→ INSTRUCTIONS TO FOLLOW
Reproduce the listing in full. Keep every character unchanged.

→ DATA RECORDS
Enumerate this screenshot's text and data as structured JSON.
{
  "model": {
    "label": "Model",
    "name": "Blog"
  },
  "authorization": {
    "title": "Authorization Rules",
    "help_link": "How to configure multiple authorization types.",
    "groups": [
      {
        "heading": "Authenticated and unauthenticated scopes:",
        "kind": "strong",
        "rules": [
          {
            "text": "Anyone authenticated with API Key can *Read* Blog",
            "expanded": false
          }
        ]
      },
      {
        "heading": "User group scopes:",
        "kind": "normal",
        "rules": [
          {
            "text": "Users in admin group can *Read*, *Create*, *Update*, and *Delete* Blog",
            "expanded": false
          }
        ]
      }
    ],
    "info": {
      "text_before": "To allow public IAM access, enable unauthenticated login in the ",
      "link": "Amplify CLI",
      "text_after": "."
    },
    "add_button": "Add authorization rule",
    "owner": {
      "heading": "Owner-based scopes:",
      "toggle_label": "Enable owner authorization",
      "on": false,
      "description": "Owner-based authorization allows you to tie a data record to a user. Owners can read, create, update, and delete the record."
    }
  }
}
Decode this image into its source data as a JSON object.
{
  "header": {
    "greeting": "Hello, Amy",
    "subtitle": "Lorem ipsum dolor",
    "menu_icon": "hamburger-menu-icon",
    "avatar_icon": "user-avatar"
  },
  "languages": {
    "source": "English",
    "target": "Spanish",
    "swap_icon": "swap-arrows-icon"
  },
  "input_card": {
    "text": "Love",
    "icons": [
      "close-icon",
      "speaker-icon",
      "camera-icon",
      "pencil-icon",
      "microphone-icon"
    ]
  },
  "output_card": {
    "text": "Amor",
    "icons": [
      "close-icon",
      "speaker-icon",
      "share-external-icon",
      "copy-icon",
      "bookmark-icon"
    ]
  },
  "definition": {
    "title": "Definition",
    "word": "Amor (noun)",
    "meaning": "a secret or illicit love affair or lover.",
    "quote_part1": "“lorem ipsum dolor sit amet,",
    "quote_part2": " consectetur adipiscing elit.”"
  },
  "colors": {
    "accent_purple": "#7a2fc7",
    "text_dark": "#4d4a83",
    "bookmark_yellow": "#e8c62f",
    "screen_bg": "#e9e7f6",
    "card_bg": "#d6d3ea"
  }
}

→ RESULT
Enumerate this screenshot's text and data as structured JSON.
{
  "model": {
    "label": "Model",
    "name": "Blog"
  },
  "authorization": {
    "title": "Authorization Rules",
    "help_link": "How to configure multiple authorization types.",
    "groups": [
      {
        "heading": "Authenticated and unauthenticated scopes:",
        "kind": "strong",
        "rules": [
          {
            "text": "Anyone authenticated with API Key can *Read* Blog",
            "expanded": false
          }
        ]
      },
      {
        "heading": "User group scopes:",
        "kind": "normal",
        "rules": [
          {
            "text": "Users in admin group can *Read*, *Create*, *Update*, and *Delete* Blog",
            "expanded": false
          }
        ]
      }
    ],
    "info": {
      "text_before": "To allow public IAM access, enable unauthenticated login in the ",
      "link": "Amplify CLI",
      "text_after": "."
    },
    "add_button": "Add authorization rule",
    "owner": {
      "heading": "Owner-based scopes:",
      "toggle_label": "Enable owner authorization",
      "on": false,
      "description": "Owner-based authorization allows you to tie a data record to a user. Owners can read, create, update, and delete the record."
    }
  }
}
Decode this image into its source data as a JSON object.
{
  "header": {
    "greeting": "Hello, Amy",
    "subtitle": "Lorem ipsum dolor",
    "menu_icon": "hamburger-menu-icon",
    "avatar_icon": "user-avatar"
  },
  "languages": {
    "source": "English",
    "target": "Spanish",
    "swap_icon": "swap-arrows-icon"
  },
  "input_card": {
    "text": "Love",
    "icons": [
      "close-icon",
      "speaker-icon",
      "camera-icon",
      "pencil-icon",
      "microphone-icon"
    ]
  },
  "output_card": {
    "text": "Amor",
    "icons": [
      "close-icon",
      "speaker-icon",
      "share-external-icon",
      "copy-icon",
      "bookmark-icon"
    ]
  },
  "definition": {
    "title": "Definition",
    "word": "Amor (noun)",
    "meaning": "a secret or illicit love affair or lover.",
    "quote_part1": "“lorem ipsum dolor sit amet,",
    "quote_part2": " consectetur adipiscing elit.”"
  },
  "colors": {
    "accent_purple": "#7a2fc7",
    "text_dark": "#4d4a83",
    "bookmark_yellow": "#e8c62f",
    "screen_bg": "#e9e7f6",
    "card_bg": "#d6d3ea"
  }
}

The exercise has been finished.